need help with a "natural" mattress for kid

Hi besiaka,

The only reliable way to to assess the “safety” of different materials in more general terms is based on lab tests and the certifications they have for harmful substances and VOCs so that you have some assurance that any harmful substances or VOCs are below the testing limits for the certification (see post #2 here for more information about some of the more reliable “safety” certifications). If the materials in a mattress or the mattress itself has a reliable “safety” certification then for most people they would certainly be “safe enough” … regardless of the type of material or the name of the manufacturer on the label.

The old version contained polyfoam in the quilting and the base layer and only contained Oeko-tex certified latex in the comfort layer. Their new version contains a high performance polyfoam in the comfort layer instead of the latex but the polyfoam in all their mattresses is Certi-Pur certified so for most people it would be “safe enough”.

I think highly of European Sleep Works and they generally describe the materials in their mattresses accurately.

You’ve probably read some of this but there are some comments about Essentia and some of the misleading claims they make and some forum discussions with them (as well as some of the FTC issues they have had about their claims) in this thread and this thread and posts #3 and #4 here). Some of the discussion in this topic may be helpful as well.

The “bottom line” is that there isn’t any “natural” memory foam and I certainly wouldn’t treat the information on their website (or on some of the other websites I’ve seen that write about them either) as a reliable source of “fact based” information. I would also make some very careful “value” comparisons before considering any Essentia mattress because they tend to be in a much higher budget range than other mattresses that use similar materials as well.

I certainly wouldn’t agree with this and some of the “non organic” wool that many manufacturers use in their mattresses is a very high quality and “safe” material (see post #2 here).

The most natural materials would be 100% natural latex (see post #18 here), natural fibers (such as wool, cotton, flax linen, silk etc), rubberized coir, and depending on how you are defining natural … perhaps steel innersprings or microcoils as well (steel isn’t natural but most people would consider it to be “natural enough” and “safe enough”).

Most people that are looking for an “organic” mattress are usually concerned more with “safety” than whether the materials have an actual organic certification.

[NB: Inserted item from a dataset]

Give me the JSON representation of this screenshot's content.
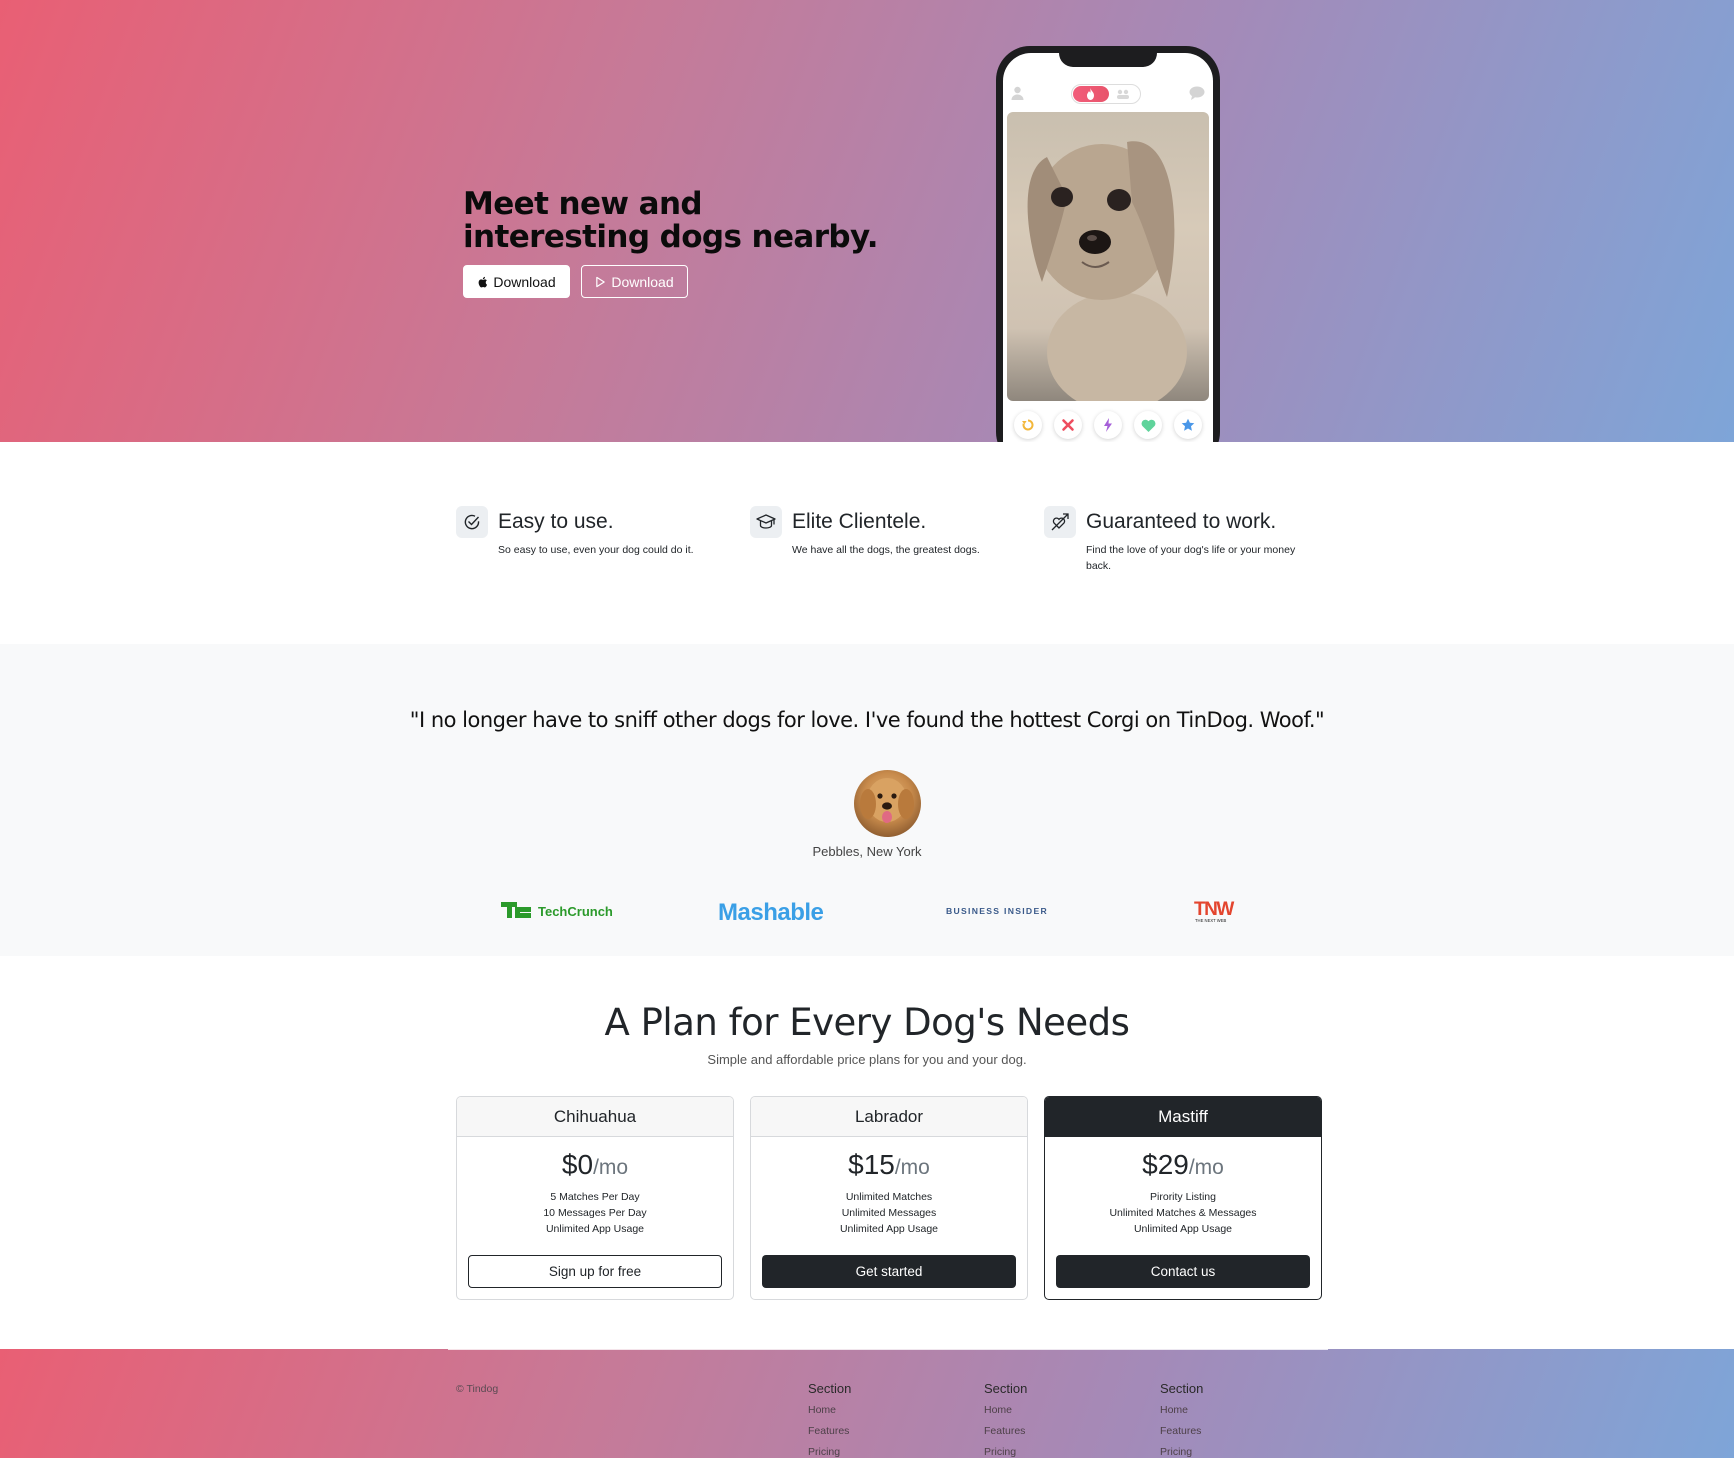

There is more information about the three different levels of organic certifications in post #2 here and some of the benefits of an organic certification in post #3 here and there is more about the different types of organic and safety certifications in post #2 here and more about some of the differences between organic and safety certifications in post #2 here and there are some comments in post #42 here that can help you decide whether an organic certification is important to you for environmental, social, or personal reasons or whether a “safety” certification is enough.

While it may be more information than you are looking for … there is also a lot more information in post #2 here and the more detailed posts and information it links to about safe, natural, organic, “chemical free”, and “green” mattresses and mattress materials that can help you sort through some of the marketing information and terminology that you will encounter in the industry and can help you differentiate between them and answer “how safe is safe enough for me” or “how natural is natural enough for me” and that can help you decide on the type of materials and components you are most comfortable having in your mattress or on the certifications that may be important to you. These types of issues are complex and are generally specific to each person and their individual sensitivities, circumstances, criteria, beliefs, and lifestyle choices.

There is a great deal of information in post #2 here and the topics it links to about mattresses and children and “suitable” and “safe” materials including a link to some general guidelines for children in post #2 here. It also includes a number of links to the better forum posts and topics about mattress and children as well which have more information about many good options for children which would be well worth considering.

The better options or possibilities I’m aware of in and around the San Francisco/San Rafael/Oakland/Berkeley areas (subject to making sure that any mattress you are considering meets the quality/value guidelines here) are listed in post #2 here. You certainly have some good options in the general area.

Your concerns about chemicals in mattresses … particularly in mattresses that use materials that have a reliable certification … may not be completely justified and I would keep in mind that there is a lot of “fear mongering” in the industry that is designed to convince consumers to buy more costly mattresses than they really need to.